> **Task item**
Would you copy out each line of the records below that includes the word "screenshot"?

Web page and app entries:

[Start of section]

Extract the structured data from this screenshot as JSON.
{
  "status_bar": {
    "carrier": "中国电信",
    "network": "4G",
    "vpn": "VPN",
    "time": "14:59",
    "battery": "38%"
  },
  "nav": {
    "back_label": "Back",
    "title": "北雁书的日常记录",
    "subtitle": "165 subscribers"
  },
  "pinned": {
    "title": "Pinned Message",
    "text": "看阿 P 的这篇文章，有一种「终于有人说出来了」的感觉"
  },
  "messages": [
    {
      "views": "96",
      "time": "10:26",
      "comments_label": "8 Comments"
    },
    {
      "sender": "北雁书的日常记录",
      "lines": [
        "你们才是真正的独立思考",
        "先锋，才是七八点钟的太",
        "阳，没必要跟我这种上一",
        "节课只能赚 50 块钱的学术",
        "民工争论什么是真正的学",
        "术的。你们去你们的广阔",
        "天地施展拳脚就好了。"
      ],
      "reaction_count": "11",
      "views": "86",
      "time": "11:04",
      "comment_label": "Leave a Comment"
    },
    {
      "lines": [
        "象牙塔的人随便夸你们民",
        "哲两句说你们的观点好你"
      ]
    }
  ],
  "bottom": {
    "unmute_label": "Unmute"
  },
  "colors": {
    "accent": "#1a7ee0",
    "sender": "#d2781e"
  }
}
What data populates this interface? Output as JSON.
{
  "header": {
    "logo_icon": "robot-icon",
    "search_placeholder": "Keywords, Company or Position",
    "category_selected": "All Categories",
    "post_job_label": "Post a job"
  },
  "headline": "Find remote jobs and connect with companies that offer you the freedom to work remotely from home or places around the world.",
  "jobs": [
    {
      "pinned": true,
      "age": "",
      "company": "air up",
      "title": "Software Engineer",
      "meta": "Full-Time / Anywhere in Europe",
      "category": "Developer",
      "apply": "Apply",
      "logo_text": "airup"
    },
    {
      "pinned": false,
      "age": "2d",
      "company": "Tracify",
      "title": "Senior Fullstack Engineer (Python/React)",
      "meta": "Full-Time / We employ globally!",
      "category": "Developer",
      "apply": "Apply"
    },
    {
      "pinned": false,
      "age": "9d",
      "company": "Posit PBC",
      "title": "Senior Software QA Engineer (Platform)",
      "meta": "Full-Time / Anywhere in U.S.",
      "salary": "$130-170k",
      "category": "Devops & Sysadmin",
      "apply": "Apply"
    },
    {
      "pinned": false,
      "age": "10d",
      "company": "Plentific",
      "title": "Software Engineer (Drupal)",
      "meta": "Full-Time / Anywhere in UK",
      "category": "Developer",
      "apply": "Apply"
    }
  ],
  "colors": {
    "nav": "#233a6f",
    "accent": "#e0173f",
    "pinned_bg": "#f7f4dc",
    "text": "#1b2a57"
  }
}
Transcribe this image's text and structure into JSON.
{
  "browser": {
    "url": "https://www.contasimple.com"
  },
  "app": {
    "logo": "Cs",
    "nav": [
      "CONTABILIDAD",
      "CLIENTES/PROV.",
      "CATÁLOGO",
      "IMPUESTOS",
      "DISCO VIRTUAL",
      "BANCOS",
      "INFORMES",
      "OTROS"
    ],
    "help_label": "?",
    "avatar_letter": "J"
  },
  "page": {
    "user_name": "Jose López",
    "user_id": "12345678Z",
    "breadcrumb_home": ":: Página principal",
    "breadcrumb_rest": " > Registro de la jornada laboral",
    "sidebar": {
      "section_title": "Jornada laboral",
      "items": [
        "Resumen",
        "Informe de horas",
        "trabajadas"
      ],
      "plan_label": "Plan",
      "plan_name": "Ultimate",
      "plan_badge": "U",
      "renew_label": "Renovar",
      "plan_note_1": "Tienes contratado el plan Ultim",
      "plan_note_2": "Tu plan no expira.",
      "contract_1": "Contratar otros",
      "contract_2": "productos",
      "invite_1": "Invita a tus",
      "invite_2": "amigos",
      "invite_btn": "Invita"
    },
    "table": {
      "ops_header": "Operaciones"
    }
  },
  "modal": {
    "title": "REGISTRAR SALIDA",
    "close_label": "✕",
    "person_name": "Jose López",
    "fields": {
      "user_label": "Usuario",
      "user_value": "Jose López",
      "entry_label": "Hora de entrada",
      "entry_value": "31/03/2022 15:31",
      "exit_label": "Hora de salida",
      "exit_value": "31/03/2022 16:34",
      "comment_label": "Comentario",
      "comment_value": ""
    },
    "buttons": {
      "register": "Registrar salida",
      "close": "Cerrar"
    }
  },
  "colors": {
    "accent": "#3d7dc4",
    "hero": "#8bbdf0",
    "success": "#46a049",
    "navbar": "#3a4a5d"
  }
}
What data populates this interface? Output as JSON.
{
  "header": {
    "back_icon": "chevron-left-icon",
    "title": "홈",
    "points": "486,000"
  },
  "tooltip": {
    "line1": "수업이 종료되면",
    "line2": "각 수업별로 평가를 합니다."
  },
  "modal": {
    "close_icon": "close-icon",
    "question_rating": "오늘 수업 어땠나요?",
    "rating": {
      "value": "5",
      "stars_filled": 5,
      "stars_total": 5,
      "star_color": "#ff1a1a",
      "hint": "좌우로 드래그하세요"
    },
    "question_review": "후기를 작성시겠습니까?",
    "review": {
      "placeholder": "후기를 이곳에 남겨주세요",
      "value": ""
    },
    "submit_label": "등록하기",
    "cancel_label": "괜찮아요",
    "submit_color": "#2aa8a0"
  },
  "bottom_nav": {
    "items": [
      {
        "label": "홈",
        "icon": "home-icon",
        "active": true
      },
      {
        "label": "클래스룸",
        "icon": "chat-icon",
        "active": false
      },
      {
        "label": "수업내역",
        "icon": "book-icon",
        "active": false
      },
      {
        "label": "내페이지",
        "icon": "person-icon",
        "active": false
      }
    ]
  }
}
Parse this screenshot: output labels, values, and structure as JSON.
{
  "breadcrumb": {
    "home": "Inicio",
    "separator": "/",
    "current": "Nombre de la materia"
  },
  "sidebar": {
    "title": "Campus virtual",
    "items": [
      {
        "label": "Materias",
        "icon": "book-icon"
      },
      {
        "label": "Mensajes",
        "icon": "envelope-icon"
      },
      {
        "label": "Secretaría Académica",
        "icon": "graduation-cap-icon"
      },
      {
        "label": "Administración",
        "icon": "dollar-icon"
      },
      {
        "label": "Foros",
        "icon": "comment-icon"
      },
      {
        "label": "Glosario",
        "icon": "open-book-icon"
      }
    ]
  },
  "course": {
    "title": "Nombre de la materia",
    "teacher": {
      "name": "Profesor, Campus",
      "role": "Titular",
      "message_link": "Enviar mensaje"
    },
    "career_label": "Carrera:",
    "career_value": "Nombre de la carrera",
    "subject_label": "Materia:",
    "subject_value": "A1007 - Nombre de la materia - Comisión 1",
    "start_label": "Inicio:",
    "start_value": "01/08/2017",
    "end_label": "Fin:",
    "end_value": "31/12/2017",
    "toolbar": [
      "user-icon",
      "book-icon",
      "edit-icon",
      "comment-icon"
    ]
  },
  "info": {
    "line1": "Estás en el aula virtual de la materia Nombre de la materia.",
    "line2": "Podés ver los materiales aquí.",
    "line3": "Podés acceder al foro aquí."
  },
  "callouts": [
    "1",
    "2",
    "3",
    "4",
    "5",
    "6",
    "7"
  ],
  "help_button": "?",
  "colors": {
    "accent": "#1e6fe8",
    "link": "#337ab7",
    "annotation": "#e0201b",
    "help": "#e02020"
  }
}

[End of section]

> **Solution**
Extract the structured data from this screenshot as JSON.
Parse this screenshot: output labels, values, and structure as JSON.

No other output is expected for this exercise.